* **Description of the task**
The entries below should be written out again exactly as they stand.

* **Items from an interface collection**
_ _ _

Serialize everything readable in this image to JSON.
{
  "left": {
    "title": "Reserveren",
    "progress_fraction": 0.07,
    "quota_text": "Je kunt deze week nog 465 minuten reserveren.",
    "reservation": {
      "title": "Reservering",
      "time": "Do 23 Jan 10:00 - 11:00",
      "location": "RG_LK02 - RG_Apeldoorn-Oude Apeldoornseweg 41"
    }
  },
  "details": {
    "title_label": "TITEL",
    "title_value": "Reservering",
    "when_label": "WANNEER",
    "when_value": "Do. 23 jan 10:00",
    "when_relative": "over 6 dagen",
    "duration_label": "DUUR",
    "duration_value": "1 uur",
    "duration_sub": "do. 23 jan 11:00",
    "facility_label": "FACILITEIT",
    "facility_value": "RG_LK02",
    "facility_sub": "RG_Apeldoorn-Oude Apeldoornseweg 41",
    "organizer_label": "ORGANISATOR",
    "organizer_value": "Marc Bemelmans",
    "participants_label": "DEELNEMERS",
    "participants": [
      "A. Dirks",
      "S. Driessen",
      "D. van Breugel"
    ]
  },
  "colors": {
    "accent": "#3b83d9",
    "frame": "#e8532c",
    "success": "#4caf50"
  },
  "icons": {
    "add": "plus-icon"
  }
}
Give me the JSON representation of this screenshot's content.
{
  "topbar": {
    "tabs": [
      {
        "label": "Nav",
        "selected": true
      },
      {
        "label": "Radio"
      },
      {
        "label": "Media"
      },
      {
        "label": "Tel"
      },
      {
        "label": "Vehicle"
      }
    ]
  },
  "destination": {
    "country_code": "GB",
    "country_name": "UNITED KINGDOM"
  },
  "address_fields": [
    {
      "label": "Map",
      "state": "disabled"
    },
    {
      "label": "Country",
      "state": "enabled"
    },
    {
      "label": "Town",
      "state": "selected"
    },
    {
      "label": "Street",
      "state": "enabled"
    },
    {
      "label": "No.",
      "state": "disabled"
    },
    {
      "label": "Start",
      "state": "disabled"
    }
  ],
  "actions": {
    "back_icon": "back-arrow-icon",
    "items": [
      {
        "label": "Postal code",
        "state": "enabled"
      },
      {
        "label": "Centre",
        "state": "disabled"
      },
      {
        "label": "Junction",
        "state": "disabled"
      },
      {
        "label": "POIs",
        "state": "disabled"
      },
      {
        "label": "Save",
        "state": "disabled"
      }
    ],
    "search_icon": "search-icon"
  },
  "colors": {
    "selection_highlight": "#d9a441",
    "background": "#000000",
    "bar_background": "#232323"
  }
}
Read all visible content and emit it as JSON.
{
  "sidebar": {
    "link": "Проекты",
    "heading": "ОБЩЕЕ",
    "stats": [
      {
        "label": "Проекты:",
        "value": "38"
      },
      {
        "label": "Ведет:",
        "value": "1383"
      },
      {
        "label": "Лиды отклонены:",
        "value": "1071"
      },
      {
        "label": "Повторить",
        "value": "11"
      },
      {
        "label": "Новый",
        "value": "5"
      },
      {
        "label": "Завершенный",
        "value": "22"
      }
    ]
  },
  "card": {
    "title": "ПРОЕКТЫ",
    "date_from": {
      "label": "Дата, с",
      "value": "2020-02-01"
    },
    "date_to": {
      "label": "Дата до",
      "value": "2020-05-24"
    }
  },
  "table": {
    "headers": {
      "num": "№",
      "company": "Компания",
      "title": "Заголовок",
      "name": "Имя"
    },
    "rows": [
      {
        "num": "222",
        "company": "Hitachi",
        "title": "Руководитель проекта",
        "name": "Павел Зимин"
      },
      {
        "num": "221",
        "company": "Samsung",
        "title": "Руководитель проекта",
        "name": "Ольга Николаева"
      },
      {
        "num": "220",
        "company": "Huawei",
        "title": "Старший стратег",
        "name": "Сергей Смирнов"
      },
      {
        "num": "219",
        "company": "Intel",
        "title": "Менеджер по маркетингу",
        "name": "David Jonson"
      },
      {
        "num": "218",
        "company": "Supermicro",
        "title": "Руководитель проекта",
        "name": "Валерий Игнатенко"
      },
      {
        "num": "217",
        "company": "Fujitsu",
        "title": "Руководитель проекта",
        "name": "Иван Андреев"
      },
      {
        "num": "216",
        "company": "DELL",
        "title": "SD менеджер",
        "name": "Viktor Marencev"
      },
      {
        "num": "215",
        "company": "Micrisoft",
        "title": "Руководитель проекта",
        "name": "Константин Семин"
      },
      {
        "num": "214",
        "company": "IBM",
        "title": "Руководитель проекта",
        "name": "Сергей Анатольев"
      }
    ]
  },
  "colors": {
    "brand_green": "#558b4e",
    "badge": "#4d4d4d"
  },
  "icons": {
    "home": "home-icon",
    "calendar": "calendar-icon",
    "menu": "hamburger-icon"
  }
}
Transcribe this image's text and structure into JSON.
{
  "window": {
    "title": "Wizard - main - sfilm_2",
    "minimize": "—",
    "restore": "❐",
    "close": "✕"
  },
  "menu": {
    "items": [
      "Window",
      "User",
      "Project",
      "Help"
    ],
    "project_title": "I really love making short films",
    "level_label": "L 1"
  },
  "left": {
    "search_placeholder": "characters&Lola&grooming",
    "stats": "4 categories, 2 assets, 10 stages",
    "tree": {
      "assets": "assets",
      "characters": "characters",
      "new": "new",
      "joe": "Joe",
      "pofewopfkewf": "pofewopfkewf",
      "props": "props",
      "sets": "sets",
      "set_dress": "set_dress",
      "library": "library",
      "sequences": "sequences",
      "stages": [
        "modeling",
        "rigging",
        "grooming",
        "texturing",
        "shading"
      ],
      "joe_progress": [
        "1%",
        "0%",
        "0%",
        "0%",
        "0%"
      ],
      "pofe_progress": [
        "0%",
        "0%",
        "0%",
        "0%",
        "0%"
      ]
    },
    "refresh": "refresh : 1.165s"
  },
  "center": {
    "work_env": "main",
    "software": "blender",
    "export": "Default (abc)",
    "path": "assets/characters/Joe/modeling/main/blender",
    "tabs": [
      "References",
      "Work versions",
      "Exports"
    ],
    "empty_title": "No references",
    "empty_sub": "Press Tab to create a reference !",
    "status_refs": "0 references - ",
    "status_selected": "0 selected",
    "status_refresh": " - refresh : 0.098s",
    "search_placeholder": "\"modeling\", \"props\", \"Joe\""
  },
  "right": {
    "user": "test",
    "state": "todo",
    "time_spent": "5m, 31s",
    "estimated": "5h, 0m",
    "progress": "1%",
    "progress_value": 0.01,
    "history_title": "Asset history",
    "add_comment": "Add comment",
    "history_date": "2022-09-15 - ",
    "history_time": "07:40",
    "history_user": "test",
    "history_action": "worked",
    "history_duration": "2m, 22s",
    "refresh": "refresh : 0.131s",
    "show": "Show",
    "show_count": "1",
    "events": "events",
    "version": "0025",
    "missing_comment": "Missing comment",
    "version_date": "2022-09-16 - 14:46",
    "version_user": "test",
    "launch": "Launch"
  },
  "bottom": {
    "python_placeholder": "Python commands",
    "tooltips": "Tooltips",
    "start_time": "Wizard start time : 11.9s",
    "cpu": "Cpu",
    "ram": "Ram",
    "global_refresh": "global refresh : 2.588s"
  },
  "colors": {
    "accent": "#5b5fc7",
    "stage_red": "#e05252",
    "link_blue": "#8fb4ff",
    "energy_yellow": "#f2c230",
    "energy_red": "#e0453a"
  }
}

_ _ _

* **The completed task**
Serialize everything readable in this image to JSON.
{
  "left": {
    "title": "Reserveren",
    "progress_fraction": 0.07,
    "quota_text": "Je kunt deze week nog 465 minuten reserveren.",
    "reservation": {
      "title": "Reservering",
      "time": "Do 23 Jan 10:00 - 11:00",
      "location": "RG_LK02 - RG_Apeldoorn-Oude Apeldoornseweg 41"
    }
  },
  "details": {
    "title_label": "TITEL",
    "title_value": "Reservering",
    "when_label": "WANNEER",
    "when_value": "Do. 23 jan 10:00",
    "when_relative": "over 6 dagen",
    "duration_label": "DUUR",
    "duration_value": "1 uur",
    "duration_sub": "do. 23 jan 11:00",
    "facility_label": "FACILITEIT",
    "facility_value": "RG_LK02",
    "facility_sub": "RG_Apeldoorn-Oude Apeldoornseweg 41",
    "organizer_label": "ORGANISATOR",
    "organizer_value": "Marc Bemelmans",
    "participants_label": "DEELNEMERS",
    "participants": [
      "A. Dirks",
      "S. Driessen",
      "D. van Breugel"
    ]
  },
  "colors": {
    "accent": "#3b83d9",
    "frame": "#e8532c",
    "success": "#4caf50"
  },
  "icons": {
    "add": "plus-icon"
  }
}
Give me the JSON representation of this screenshot's content.
{
  "topbar": {
    "tabs": [
      {
        "label": "Nav",
        "selected": true
      },
      {
        "label": "Radio"
      },
      {
        "label": "Media"
      },
      {
        "label": "Tel"
      },
      {
        "label": "Vehicle"
      }
    ]
  },
  "destination": {
    "country_code": "GB",
    "country_name": "UNITED KINGDOM"
  },
  "address_fields": [
    {
      "label": "Map",
      "state": "disabled"
    },
    {
      "label": "Country",
      "state": "enabled"
    },
    {
      "label": "Town",
      "state": "selected"
    },
    {
      "label": "Street",
      "state": "enabled"
    },
    {
      "label": "No.",
      "state": "disabled"
    },
    {
      "label": "Start",
      "state": "disabled"
    }
  ],
  "actions": {
    "back_icon": "back-arrow-icon",
    "items": [
      {
        "label": "Postal code",
        "state": "enabled"
      },
      {
        "label": "Centre",
        "state": "disabled"
      },
      {
        "label": "Junction",
        "state": "disabled"
      },
      {
        "label": "POIs",
        "state": "disabled"
      },
      {
        "label": "Save",
        "state": "disabled"
      }
    ],
    "search_icon": "search-icon"
  },
  "colors": {
    "selection_highlight": "#d9a441",
    "background": "#000000",
    "bar_background": "#232323"
  }
}
Read all visible content and emit it as JSON.
{
  "sidebar": {
    "link": "Проекты",
    "heading": "ОБЩЕЕ",
    "stats": [
      {
        "label": "Проекты:",
        "value": "38"
      },
      {
        "label": "Ведет:",
        "value": "1383"
      },
      {
        "label": "Лиды отклонены:",
        "value": "1071"
      },
      {
        "label": "Повторить",
        "value": "11"
      },
      {
        "label": "Новый",
        "value": "5"
      },
      {
        "label": "Завершенный",
        "value": "22"
      }
    ]
  },
  "card": {
    "title": "ПРОЕКТЫ",
    "date_from": {
      "label": "Дата, с",
      "value": "2020-02-01"
    },
    "date_to": {
      "label": "Дата до",
      "value": "2020-05-24"
    }
  },
  "table": {
    "headers": {
      "num": "№",
      "company": "Компания",
      "title": "Заголовок",
      "name": "Имя"
    },
    "rows": [
      {
        "num": "222",
        "company": "Hitachi",
        "title": "Руководитель проекта",
        "name": "Павел Зимин"
      },
      {
        "num": "221",
        "company": "Samsung",
        "title": "Руководитель проекта",
        "name": "Ольга Николаева"
      },
      {
        "num": "220",
        "company": "Huawei",
        "title": "Старший стратег",
        "name": "Сергей Смирнов"
      },
      {
        "num": "219",
        "company": "Intel",
        "title": "Менеджер по маркетингу",
        "name": "David Jonson"
      },
      {
        "num": "218",
        "company": "Supermicro",
        "title": "Руководитель проекта",
        "name": "Валерий Игнатенко"
      },
      {
        "num": "217",
        "company": "Fujitsu",
        "title": "Руководитель проекта",
        "name": "Иван Андреев"
      },
      {
        "num": "216",
        "company": "DELL",
        "title": "SD менеджер",
        "name": "Viktor Marencev"
      },
      {
        "num": "215",
        "company": "Micrisoft",
        "title": "Руководитель проекта",
        "name": "Константин Семин"
      },
      {
        "num": "214",
        "company": "IBM",
        "title": "Руководитель проекта",
        "name": "Сергей Анатольев"
      }
    ]
  },
  "colors": {
    "brand_green": "#558b4e",
    "badge": "#4d4d4d"
  },
  "icons": {
    "home": "home-icon",
    "calendar": "calendar-icon",
    "menu": "hamburger-icon"
  }
}
Transcribe this image's text and structure into JSON.
{
  "window": {
    "title": "Wizard - main - sfilm_2",
    "minimize": "—",
    "restore": "❐",
    "close": "✕"
  },
  "menu": {
    "items": [
      "Window",
      "User",
      "Project",
      "Help"
    ],
    "project_title": "I really love making short films",
    "level_label": "L 1"
  },
  "left": {
    "search_placeholder": "characters&Lola&grooming",
    "stats": "4 categories, 2 assets, 10 stages",
    "tree": {
      "assets": "assets",
      "characters": "characters",
      "new": "new",
      "joe": "Joe",
      "pofewopfkewf": "pofewopfkewf",
      "props": "props",
      "sets": "sets",
      "set_dress": "set_dress",
      "library": "library",
      "sequences": "sequences",
      "stages": [
        "modeling",
        "rigging",
        "grooming",
        "texturing",
        "shading"
      ],
      "joe_progress": [
        "1%",
        "0%",
        "0%",
        "0%",
        "0%"
      ],
      "pofe_progress": [
        "0%",
        "0%",
        "0%",
        "0%",
        "0%"
      ]
    },
    "refresh": "refresh : 1.165s"
  },
  "center": {
    "work_env": "main",
    "software": "blender",
    "export": "Default (abc)",
    "path": "assets/characters/Joe/modeling/main/blender",
    "tabs": [
      "References",
      "Work versions",
      "Exports"
    ],
    "empty_title": "No references",
    "empty_sub": "Press Tab to create a reference !",
    "status_refs": "0 references - ",
    "status_selected": "0 selected",
    "status_refresh": " - refresh : 0.098s",
    "search_placeholder": "\"modeling\", \"props\", \"Joe\""
  },
  "right": {
    "user": "test",
    "state": "todo",
    "time_spent": "5m, 31s",
    "estimated": "5h, 0m",
    "progress": "1%",
    "progress_value": 0.01,
    "history_title": "Asset history",
    "add_comment": "Add comment",
    "history_date": "2022-09-15 - ",
    "history_time": "07:40",
    "history_user": "test",
    "history_action": "worked",
    "history_duration": "2m, 22s",
    "refresh": "refresh : 0.131s",
    "show": "Show",
    "show_count": "1",
    "events": "events",
    "version": "0025",
    "missing_comment": "Missing comment",
    "version_date": "2022-09-16 - 14:46",
    "version_user": "test",
    "launch": "Launch"
  },
  "bottom": {
    "python_placeholder": "Python commands",
    "tooltips": "Tooltips",
    "start_time": "Wizard start time : 11.9s",
    "cpu": "Cpu",
    "ram": "Ram",
    "global_refresh": "global refresh : 2.588s"
  },
  "colors": {
    "accent": "#5b5fc7",
    "stage_red": "#e05252",
    "link_blue": "#8fb4ff",
    "energy_yellow": "#f2c230",
    "energy_red": "#e0453a"
  }
}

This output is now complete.